Marketing Executive (B2B and B2C) - Rugby, Warwickshire

£22000 - £25000 per annum: Ashdown Group: A highly successful organisation wit...

SEN Coordinator + Teacher (SENCO)

£1 per day: Randstad Education Leeds: Job Purpose To work closely with the he...

Day In a Page

Scottish referendum: The Yes vote was the love that dared speak its name, but it was not to be

Despite the result, this is the end of the status quo

Boyd Tonkin on the fall-out from the Scottish referendum
Manolo Blahnik: The high priest of heels talks flats, Englishness, and why he loves Mary Beard

Manolo Blahnik: Flats, Englishness, and Mary Beard

The shoe designer who has been dubbed 'the patron saint of the stiletto'
The Beatles biographer reveals exclusive original manuscripts of some of the best pop songs ever written

Scrambled eggs and LSD

Behind The Beatles' lyrics - thanks to Hunter Davis's original manuscript copies
'Normcore' fashion: Blending in is the new standing out in latest catwalk non-trend

'Normcore': Blending in is the new standing out

Just when fashion was in grave danger of running out of trends, it only went and invented the non-trend. Rebecca Gonsalves investigates
Dance’s new leading ladies fight back: How female vocalists are now writing their own hits

New leading ladies of dance fight back

How female vocalists are now writing their own hits
Mystery of the Ground Zero wedding photo

A shot in the dark

Mystery of the wedding photo from Ground Zero
His life, the universe and everything

His life, the universe and everything

New biography sheds light on comic genius of Douglas Adams
Save us from small screen superheroes

Save us from small screen superheroes

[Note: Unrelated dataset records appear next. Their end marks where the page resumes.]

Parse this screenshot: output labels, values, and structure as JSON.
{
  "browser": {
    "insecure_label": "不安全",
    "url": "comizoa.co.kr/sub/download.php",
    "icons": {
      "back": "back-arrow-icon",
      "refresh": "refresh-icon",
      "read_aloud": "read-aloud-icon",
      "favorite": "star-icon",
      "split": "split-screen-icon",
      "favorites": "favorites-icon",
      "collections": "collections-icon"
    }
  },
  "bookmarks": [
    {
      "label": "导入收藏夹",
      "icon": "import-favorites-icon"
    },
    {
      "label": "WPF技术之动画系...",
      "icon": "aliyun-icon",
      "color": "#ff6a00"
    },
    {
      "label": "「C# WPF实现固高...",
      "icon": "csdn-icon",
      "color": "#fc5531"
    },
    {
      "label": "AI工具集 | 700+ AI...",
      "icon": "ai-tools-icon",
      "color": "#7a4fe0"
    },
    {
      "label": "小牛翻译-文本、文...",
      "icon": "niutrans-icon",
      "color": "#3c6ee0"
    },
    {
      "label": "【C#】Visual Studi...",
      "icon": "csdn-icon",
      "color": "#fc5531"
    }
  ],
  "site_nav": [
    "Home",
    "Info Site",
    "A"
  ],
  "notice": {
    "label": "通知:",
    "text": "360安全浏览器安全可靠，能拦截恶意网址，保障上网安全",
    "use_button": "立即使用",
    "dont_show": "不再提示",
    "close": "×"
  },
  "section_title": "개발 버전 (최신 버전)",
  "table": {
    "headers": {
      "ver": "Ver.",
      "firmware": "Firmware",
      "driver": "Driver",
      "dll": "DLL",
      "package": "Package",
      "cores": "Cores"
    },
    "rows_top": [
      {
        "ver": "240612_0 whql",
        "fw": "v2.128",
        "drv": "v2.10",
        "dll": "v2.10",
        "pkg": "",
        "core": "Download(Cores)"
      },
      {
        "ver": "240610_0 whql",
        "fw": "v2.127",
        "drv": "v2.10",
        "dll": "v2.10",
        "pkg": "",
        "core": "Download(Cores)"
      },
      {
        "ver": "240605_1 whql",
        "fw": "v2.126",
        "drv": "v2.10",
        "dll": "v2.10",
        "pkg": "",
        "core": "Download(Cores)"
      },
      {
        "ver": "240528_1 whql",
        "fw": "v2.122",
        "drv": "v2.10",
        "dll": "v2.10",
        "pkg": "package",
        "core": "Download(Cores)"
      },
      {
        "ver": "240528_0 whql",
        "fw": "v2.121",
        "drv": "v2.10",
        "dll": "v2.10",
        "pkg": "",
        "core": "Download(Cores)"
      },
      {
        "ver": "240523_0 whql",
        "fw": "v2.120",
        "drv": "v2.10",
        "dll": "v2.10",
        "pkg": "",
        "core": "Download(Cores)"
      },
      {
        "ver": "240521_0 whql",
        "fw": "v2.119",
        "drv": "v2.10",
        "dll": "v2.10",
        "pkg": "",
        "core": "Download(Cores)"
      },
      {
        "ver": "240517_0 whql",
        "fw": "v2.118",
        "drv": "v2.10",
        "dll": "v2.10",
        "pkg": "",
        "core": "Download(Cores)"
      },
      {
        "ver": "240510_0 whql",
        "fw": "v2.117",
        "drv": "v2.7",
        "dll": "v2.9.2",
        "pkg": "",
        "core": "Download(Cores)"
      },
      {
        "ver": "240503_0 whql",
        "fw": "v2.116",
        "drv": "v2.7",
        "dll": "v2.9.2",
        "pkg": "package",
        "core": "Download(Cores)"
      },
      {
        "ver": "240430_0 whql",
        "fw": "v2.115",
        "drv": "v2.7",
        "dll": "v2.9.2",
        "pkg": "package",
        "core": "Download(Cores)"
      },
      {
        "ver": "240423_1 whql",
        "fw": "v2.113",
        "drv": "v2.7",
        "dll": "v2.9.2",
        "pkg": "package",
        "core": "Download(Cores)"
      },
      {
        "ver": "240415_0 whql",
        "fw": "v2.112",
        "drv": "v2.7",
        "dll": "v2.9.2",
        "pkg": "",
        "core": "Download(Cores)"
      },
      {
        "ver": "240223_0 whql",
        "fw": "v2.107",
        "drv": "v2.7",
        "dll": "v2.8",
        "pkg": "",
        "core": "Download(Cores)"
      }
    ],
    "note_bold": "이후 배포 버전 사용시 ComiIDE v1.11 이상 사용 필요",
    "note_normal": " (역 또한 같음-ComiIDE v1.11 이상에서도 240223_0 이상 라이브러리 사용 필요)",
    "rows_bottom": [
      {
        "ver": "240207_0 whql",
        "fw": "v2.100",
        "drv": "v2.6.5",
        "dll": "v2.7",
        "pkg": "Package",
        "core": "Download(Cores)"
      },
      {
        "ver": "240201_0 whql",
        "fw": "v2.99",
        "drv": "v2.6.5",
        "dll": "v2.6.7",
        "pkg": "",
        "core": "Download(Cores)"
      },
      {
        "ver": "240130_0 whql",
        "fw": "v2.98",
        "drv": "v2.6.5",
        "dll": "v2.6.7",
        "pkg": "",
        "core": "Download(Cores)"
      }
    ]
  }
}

Shows like Agents of S.H.I.E.L.D are little more than marketing tools
Reach for the skies

Reach for the skies

From pools to football pitches, rooftop living is looking up
These are the 12 best hotel spas in the UK

12 best hotel spas in the UK

Some hotels go all out on facilities; others stand out for the sheer quality of treatments
These Iranian-controlled Shia militias used to specialise in killing American soldiers. Now they are fighting Isis, backed up by US airstrikes

Widespread fear of Isis is producing strange bedfellows

Iranian-controlled Shia militias that used to kill American soldiers are now fighting Isis, helped by US airstrikes
Topshop goes part Athena poster, part last spring Prada

Topshop goes part Athena poster, part last spring Prada

Shoppers don't come to Topshop for the unique
How to make a Lego masterpiece

How to make a Lego masterpiece

Toy breaks out of the nursery and heads for the gallery
Meet the ‘Endies’ – city dwellers who are too poor to have fun

Meet the ‘Endies’ – city dwellers who are too poor to have fun

Urbanites are cursed with an acronym pointing to Employed but No Disposable Income or Savings
Paisley’s decision to make peace with IRA enemies might remind the Arabs of Sadat

Ian Paisley’s decision to make peace with his IRA enemies

His Save Ulster from Sodomy campaign would surely have been supported by many a Sunni imam